*** Opening DATA EXCERPTS ***
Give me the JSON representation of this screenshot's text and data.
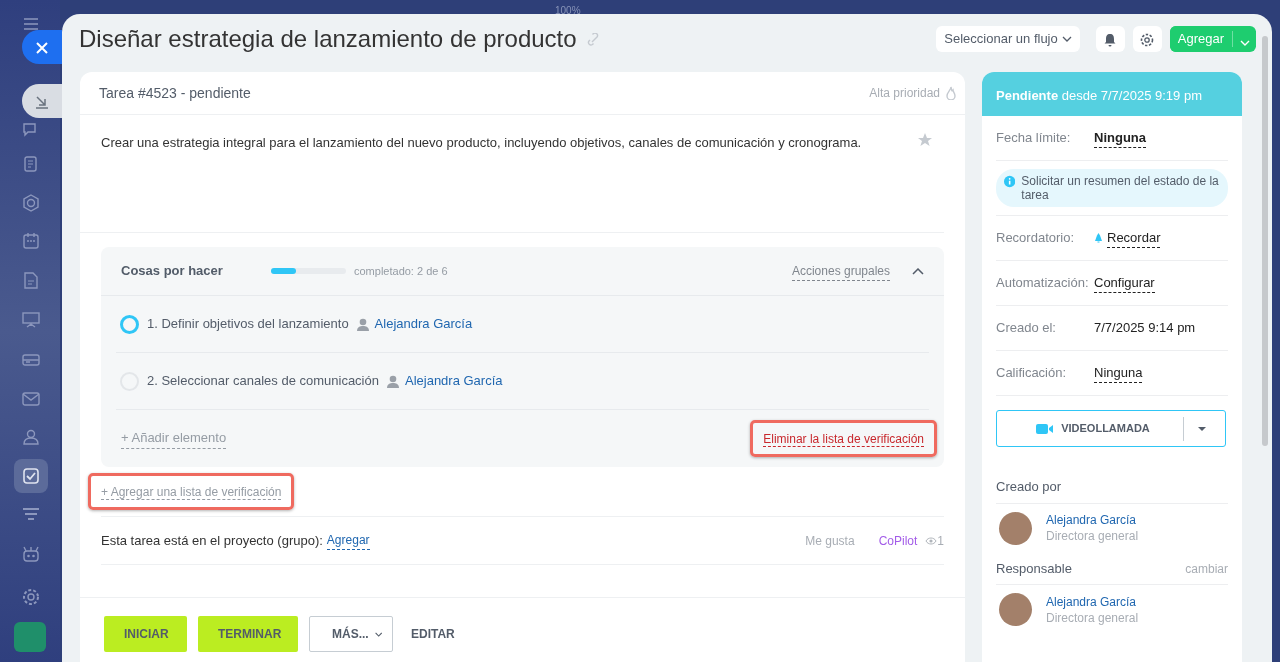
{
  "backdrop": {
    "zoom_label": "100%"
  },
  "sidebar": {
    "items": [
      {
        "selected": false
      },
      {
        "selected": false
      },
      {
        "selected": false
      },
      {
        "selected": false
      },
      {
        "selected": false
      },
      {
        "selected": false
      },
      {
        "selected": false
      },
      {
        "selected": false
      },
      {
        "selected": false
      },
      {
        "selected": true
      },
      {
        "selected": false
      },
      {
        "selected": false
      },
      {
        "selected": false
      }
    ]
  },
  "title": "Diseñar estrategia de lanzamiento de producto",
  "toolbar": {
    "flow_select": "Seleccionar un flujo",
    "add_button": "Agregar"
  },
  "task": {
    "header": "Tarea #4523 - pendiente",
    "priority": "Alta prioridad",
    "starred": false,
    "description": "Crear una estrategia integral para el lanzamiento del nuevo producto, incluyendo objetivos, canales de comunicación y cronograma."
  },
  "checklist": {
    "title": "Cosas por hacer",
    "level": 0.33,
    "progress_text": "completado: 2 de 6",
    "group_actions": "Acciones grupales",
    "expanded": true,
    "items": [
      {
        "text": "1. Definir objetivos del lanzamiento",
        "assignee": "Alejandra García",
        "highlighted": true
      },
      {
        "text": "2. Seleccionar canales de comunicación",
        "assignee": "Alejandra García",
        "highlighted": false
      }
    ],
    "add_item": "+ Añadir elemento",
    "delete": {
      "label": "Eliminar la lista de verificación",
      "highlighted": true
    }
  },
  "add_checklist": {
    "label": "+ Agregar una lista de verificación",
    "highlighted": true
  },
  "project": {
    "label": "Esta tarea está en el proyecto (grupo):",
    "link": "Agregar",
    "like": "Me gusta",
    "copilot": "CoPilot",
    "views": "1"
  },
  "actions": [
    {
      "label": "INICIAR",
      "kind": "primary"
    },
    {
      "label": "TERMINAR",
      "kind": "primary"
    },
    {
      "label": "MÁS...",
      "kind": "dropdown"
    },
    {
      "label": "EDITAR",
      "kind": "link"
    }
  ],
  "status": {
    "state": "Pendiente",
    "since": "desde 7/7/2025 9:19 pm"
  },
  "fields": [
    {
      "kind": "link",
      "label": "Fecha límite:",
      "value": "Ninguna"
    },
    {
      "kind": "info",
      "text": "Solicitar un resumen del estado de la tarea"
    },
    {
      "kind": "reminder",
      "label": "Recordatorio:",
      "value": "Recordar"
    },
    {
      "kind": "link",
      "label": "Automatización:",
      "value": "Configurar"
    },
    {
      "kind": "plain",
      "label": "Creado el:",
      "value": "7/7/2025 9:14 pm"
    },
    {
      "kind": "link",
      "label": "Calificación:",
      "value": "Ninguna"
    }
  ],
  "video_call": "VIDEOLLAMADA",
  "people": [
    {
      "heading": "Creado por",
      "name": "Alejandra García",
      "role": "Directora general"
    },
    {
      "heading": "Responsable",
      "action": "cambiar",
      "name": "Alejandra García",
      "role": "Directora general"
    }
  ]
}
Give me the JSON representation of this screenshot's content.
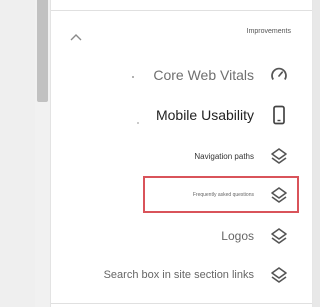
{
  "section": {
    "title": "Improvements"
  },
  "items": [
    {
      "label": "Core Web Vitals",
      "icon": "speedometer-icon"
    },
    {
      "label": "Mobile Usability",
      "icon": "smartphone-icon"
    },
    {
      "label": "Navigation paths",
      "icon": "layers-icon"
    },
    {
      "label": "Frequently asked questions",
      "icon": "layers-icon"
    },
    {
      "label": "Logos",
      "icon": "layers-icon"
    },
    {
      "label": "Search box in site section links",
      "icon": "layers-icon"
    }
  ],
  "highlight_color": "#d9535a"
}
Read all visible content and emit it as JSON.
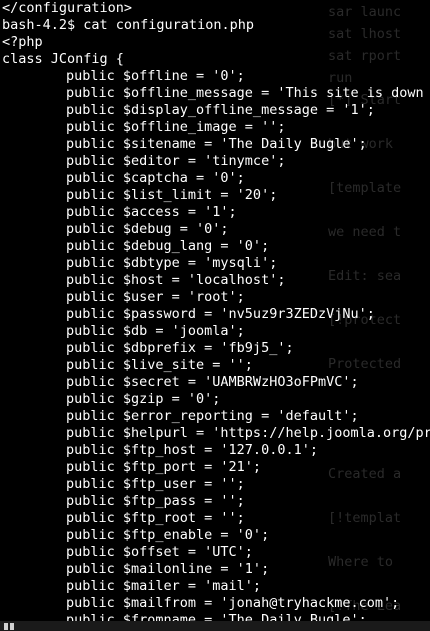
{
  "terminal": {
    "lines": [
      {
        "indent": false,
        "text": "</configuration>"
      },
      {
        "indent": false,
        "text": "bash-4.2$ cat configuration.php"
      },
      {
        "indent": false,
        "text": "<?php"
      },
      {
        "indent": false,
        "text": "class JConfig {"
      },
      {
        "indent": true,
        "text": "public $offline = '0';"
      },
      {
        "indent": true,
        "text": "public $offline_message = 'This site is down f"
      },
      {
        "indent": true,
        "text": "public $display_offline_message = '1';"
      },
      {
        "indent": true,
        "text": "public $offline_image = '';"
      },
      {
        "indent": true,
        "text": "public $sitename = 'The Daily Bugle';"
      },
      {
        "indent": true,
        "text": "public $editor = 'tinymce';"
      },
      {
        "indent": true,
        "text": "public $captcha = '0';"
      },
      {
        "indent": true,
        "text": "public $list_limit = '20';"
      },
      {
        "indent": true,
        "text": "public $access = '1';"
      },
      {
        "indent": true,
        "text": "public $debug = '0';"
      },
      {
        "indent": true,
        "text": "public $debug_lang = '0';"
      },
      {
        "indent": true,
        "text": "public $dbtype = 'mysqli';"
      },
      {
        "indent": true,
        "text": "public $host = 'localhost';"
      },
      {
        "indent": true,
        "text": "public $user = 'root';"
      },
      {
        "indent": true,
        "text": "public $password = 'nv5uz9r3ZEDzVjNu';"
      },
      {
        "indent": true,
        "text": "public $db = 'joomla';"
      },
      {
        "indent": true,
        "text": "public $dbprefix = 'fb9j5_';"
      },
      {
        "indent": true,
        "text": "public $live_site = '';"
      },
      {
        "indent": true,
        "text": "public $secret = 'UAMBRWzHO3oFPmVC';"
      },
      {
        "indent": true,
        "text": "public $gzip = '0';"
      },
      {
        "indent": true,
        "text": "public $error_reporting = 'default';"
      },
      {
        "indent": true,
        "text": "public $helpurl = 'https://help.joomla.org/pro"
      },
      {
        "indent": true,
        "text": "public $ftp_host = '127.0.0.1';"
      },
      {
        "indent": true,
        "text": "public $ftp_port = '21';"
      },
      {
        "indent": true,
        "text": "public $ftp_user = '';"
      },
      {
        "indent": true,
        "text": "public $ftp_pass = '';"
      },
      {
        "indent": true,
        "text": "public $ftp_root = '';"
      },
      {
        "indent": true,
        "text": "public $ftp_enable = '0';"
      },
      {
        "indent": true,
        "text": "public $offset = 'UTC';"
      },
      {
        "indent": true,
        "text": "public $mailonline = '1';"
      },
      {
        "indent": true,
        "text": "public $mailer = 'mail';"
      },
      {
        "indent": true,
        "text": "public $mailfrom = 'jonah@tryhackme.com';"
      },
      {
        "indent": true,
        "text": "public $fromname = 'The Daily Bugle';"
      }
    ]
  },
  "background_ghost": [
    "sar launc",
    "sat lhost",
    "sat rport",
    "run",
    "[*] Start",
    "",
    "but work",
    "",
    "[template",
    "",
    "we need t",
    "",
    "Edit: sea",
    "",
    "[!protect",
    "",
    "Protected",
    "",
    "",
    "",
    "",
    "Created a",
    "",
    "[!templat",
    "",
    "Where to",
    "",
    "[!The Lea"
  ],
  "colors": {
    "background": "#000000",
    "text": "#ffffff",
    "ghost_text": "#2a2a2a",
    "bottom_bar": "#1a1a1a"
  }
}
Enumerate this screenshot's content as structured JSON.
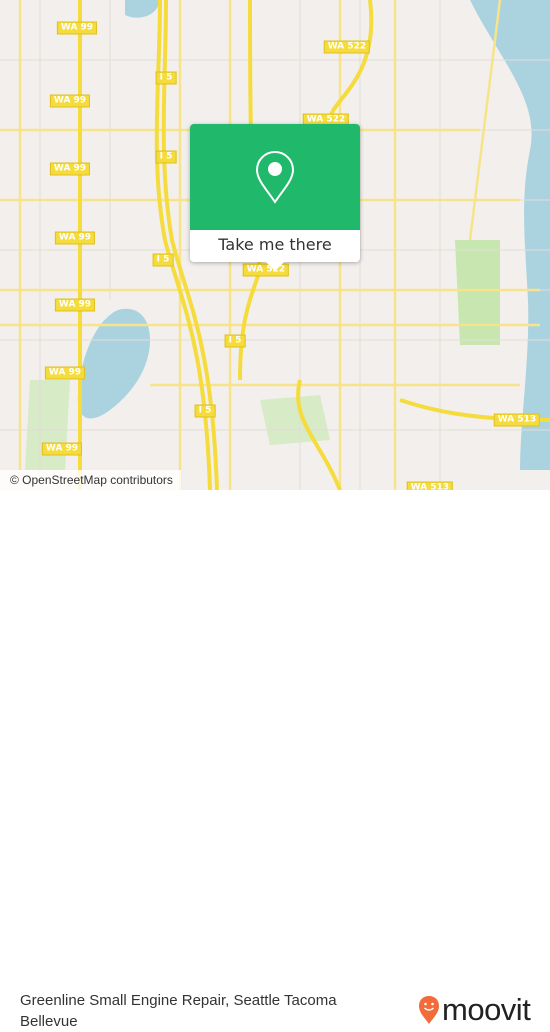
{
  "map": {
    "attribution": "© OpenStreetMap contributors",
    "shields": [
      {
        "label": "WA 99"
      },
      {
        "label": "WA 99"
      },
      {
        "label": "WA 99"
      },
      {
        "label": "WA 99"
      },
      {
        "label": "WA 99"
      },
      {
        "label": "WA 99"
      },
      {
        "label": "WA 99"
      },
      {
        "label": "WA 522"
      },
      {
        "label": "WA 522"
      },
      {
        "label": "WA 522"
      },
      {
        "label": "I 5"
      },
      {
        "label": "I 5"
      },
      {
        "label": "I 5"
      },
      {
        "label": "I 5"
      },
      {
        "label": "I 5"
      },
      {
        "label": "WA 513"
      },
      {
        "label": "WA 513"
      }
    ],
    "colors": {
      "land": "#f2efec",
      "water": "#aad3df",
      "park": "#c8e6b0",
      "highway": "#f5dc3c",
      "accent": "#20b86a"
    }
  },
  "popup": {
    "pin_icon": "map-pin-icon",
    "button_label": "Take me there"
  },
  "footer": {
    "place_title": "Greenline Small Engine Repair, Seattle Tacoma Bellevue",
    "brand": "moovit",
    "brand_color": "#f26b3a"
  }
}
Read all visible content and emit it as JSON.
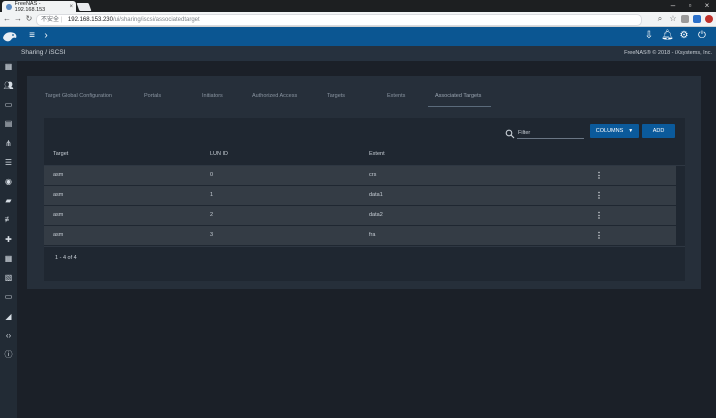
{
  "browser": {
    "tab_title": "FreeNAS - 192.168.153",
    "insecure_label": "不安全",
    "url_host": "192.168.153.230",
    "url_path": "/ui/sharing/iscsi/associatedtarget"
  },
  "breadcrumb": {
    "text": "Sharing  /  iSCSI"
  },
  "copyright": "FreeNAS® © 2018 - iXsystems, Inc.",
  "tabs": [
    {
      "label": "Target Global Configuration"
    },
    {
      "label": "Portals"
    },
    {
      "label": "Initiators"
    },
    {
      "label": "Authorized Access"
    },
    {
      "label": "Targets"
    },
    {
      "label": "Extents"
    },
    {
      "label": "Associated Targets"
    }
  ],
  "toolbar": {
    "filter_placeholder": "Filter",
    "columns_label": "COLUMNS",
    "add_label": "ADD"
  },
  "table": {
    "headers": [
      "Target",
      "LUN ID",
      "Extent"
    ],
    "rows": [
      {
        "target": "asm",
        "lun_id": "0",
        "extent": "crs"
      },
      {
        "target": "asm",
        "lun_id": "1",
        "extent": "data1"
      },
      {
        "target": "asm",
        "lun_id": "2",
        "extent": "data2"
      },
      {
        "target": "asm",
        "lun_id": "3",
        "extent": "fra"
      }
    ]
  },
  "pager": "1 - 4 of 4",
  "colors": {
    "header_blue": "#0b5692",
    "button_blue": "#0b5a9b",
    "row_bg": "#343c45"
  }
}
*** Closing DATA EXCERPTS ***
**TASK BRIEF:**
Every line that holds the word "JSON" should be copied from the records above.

**WRITTEN SOLUTION:**
Give me the JSON representation of this screenshot's text and data.
Give me the JSON representation of this screenshot's content.
Read all visible content and emit it as JSON.
Enumerate this screenshot's content as structured JSON.
Read all visible content and emit it as JSON.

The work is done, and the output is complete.